ppp-2.3.5 or better (``rpm -q ppp''; needed only if you are connecting to the Internet with a modem and PPP.)
dhcpcd-1.3.16-0 or better (``rpm -q dhcpcd''; needed only if you need a DHCP client to connect to the Internet, such as with a cable modem).
** util-linux-2.9.0 (``rpm -q util-linux'')
setserial-2.1 or better (``rpm -q setserial'')
ipfwadmin/ipchains (Only needed if you are doing IP firewalling; see the ``IPCHAINS-HOWTO'' guide at http://isunix.it.iltu.edu/resources/ldp/HOWTO/IPCHAINS-HOWTO.html.)
You should download and upgrade any packages using RPM as required (see the section called Using the Red Hat Package Manager (RPM) for details on how to use RPM).
Caution: Upgrading to the new ``modutils'' package will result in modules no longer functioning for the older 2.0.x kernels! Therefore, do not upgrade this package until you have installed the new kernel in ``/usr/src/linux''.
After bringing your system's tools up to date, you can install the kernel sources. You can find them on Red Hat's FTP site as well; I recommend downloading the ones provided as updates for Red Hat 6.1, at ftp://ftp.redhat.com/redhat/updates/6.1/i386/. To do so, type the following:
rpm -Uvh kernel-source*.rpm kernel-headers*.rpm

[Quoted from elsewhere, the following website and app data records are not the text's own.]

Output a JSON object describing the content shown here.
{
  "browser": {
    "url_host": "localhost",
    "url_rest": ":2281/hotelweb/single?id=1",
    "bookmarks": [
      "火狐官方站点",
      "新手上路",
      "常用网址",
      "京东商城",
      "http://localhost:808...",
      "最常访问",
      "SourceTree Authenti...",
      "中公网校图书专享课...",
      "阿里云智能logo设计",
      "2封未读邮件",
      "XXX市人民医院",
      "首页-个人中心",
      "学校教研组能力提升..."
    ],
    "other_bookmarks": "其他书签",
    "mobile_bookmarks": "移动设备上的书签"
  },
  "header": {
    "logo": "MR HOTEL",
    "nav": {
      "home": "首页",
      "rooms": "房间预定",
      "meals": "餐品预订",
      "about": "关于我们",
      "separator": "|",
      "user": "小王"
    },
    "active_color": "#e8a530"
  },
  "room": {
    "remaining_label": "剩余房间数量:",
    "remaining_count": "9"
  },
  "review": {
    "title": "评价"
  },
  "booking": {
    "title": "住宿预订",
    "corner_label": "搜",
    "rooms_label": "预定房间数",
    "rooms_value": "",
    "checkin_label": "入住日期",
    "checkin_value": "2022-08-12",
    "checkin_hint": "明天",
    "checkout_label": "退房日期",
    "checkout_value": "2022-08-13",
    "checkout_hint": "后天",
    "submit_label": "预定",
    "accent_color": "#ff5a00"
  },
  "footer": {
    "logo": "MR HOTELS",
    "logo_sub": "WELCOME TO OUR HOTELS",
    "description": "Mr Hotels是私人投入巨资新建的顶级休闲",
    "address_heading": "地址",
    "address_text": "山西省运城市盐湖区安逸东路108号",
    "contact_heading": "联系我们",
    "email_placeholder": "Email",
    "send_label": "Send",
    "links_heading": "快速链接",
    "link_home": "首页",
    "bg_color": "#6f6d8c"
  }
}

Now that the new kernel sources have been installed, it should be safe to upgrade your modutils package. However, the new kernel no longer uses the ``kerneld'' module for on-demand loading of kernel modules. Therefore, you should disable this module before updating modutils. To disable kerneld and upgrade the modutils package, type the following as “root”:
/sbin/chkconfig kerneld off /etc/rc.d/init.d/kerneld stop rpm -Uvh modutils*.rpm
You should now be able to configure, compile, and install your 2.2 kernel as you normally would (see the section called Building a Custom Kernel for details). You may be surprised to see the dizzying amount of new configuration settings available. Take your time and read the help text for any options you are unfamiliar with!
With any luck, the next time you boot your system you will be running the latest and greatest Linux kernel version!
Much more detailed information on these procedures can be found on Red Hat's web site at http://www.redhat.com/corp/support/docs/kernel-2.2/kernel2.2-upgrade.html.